Assignment -> Search term "title": copy each line of the records that contains it.

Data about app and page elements
* * * *

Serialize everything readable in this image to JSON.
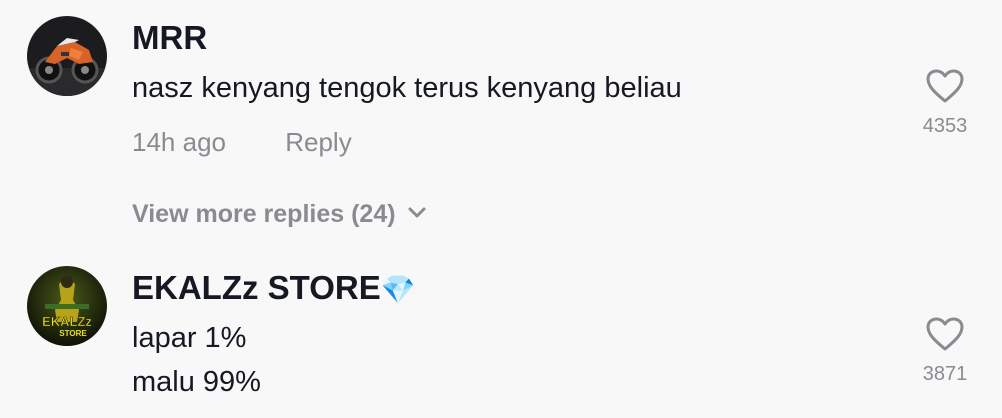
{
  "comments": [
    {
      "username": "MRR",
      "text_lines": [
        "nasz kenyang tengok terus kenyang beliau"
      ],
      "time": "14h ago",
      "reply_label": "Reply",
      "likes": "4353",
      "view_more": "View more replies (24)",
      "avatar_icon": "motorcycle-avatar"
    },
    {
      "username": "EKALZz STORE",
      "username_emoji": "💎",
      "text_lines": [
        "lapar 1%",
        "malu 99%"
      ],
      "likes": "3871",
      "avatar_icon": "ekalzz-store-logo-avatar",
      "avatar_logo_text": [
        "EKALZz",
        "STORE"
      ]
    }
  ],
  "colors": {
    "background": "#f8f8f8",
    "primary_text": "#161823",
    "secondary_text": "#8a8b91",
    "heart_outline": "#8a8b91"
  }
}
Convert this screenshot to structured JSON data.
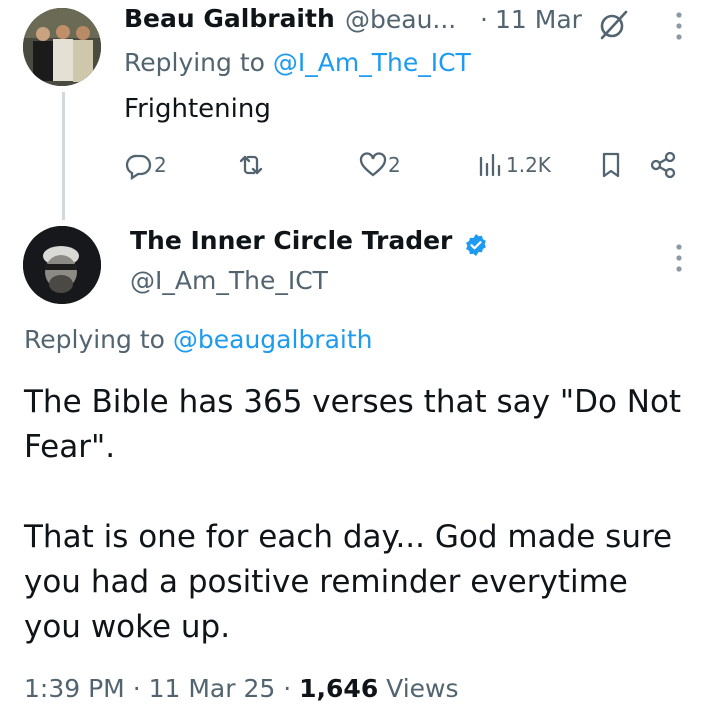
{
  "reply_tweet": {
    "author_name": "Beau Galbraith",
    "handle": "@beau...",
    "separator": "·",
    "date": "11 Mar",
    "replying_prefix": "Replying to ",
    "replying_to": "@I_Am_The_ICT",
    "text": "Frightening",
    "actions": {
      "replies": "2",
      "likes": "2",
      "views": "1.2K"
    },
    "icons": [
      "grok-icon",
      "more-icon",
      "reply-icon",
      "retweet-icon",
      "like-icon",
      "views-icon",
      "bookmark-icon",
      "share-icon"
    ]
  },
  "main_tweet": {
    "author_name": "The Inner Circle Trader",
    "verified": true,
    "handle": "@I_Am_The_ICT",
    "replying_prefix": "Replying to ",
    "replying_to": "@beaugalbraith",
    "paragraph1": "The Bible has 365 verses that say \"Do Not Fear\".",
    "paragraph2": "That is one for each day... God made sure you had a positive reminder everytime you woke up.",
    "time": "1:39 PM",
    "dot": "·",
    "date": "11 Mar 25",
    "views_count": "1,646",
    "views_label": "Views"
  },
  "colors": {
    "link": "#1d9bf0",
    "muted": "#536471",
    "text": "#0f1419",
    "thread_line": "#cfd9de"
  }
}
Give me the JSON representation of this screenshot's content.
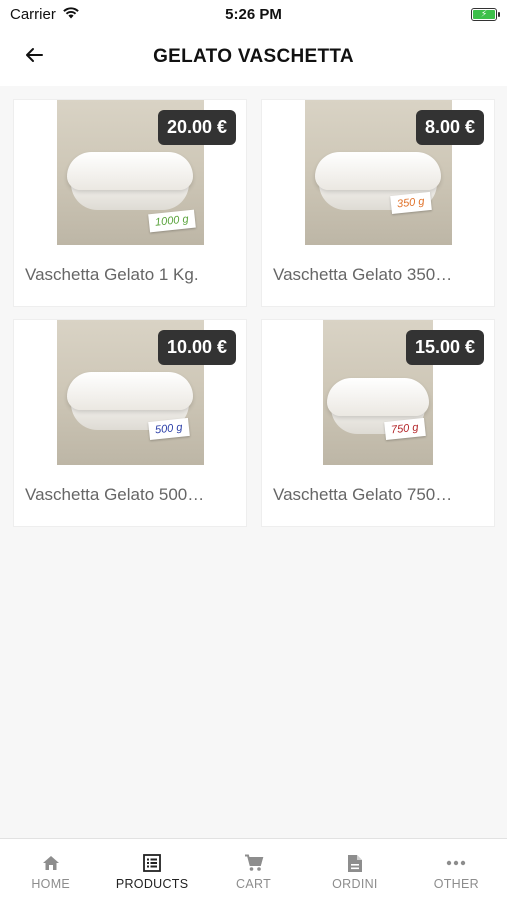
{
  "status": {
    "carrier": "Carrier",
    "time": "5:26 PM"
  },
  "header": {
    "title": "GELATO VASCHETTA",
    "back_icon": "arrow-left-icon"
  },
  "products": [
    {
      "title": "Vaschetta Gelato 1 Kg.",
      "price": "20.00 €",
      "tag": "1000 g",
      "tag_color": "#5aa33c"
    },
    {
      "title": "Vaschetta Gelato 350…",
      "price": "8.00 €",
      "tag": "350 g",
      "tag_color": "#e0722a"
    },
    {
      "title": "Vaschetta Gelato 500…",
      "price": "10.00 €",
      "tag": "500 g",
      "tag_color": "#2b3fa8"
    },
    {
      "title": "Vaschetta Gelato 750…",
      "price": "15.00 €",
      "tag": "750 g",
      "tag_color": "#b3262a"
    }
  ],
  "tabs": [
    {
      "label": "HOME",
      "icon": "home-icon",
      "active": false
    },
    {
      "label": "PRODUCTS",
      "icon": "list-icon",
      "active": true
    },
    {
      "label": "CART",
      "icon": "cart-icon",
      "active": false
    },
    {
      "label": "ORDINI",
      "icon": "document-icon",
      "active": false
    },
    {
      "label": "OTHER",
      "icon": "more-icon",
      "active": false
    }
  ],
  "colors": {
    "price_badge": "#333333",
    "tab_active": "#222222",
    "tab_inactive": "#8d8d8d",
    "battery": "#3cc04a"
  }
}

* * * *

Response to this exercise ->
    "title": "GELATO VASCHETTA",
      "title": "Vaschetta Gelato 1 Kg.",
      "title": "Vaschetta Gelato 350…",
      "title": "Vaschetta Gelato 500…",
      "title": "Vaschetta Gelato 750…",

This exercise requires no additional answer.